Provided information Block Start

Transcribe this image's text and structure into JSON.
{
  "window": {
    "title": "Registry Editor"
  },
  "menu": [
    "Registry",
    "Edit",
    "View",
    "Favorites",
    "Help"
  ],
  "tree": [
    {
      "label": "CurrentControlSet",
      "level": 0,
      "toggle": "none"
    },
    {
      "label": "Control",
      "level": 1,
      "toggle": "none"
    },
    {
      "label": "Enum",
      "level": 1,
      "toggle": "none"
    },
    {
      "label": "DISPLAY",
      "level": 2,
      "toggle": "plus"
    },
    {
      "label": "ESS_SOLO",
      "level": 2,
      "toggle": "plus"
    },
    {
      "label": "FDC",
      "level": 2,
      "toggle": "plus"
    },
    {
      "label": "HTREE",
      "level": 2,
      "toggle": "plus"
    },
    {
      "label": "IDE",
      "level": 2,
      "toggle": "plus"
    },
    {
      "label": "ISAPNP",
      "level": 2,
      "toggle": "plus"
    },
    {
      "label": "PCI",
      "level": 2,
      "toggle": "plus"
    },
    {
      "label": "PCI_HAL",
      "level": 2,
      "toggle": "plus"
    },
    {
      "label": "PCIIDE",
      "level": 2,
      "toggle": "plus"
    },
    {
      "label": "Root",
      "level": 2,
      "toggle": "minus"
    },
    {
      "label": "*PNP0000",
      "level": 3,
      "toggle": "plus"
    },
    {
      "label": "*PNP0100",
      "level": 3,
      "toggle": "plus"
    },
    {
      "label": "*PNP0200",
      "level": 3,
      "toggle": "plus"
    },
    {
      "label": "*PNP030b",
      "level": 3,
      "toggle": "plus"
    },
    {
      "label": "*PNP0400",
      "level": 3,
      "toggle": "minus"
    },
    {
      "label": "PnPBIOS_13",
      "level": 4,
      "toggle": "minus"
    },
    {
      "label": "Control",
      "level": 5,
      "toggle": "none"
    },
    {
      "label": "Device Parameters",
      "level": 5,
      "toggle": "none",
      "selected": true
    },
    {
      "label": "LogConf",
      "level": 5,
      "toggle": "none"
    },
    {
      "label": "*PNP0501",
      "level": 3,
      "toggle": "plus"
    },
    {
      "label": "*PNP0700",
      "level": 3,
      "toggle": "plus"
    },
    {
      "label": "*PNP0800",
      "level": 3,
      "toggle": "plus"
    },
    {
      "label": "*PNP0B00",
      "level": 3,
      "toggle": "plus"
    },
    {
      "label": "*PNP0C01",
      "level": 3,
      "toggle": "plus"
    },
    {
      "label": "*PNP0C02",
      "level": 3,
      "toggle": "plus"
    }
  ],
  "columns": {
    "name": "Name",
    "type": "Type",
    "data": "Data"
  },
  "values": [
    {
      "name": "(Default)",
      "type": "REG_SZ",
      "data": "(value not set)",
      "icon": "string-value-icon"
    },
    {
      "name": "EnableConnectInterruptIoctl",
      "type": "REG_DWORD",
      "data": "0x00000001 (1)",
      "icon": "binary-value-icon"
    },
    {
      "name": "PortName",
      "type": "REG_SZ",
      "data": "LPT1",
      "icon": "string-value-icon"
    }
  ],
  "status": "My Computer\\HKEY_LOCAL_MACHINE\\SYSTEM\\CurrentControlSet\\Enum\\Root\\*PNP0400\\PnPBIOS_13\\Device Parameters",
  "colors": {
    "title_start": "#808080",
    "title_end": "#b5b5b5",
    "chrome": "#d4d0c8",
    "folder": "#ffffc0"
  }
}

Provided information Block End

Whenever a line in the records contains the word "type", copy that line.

_Output for this task:_
    "type": "Type",
      "type": "REG_SZ",
      "type": "REG_DWORD",
      "type": "REG_SZ",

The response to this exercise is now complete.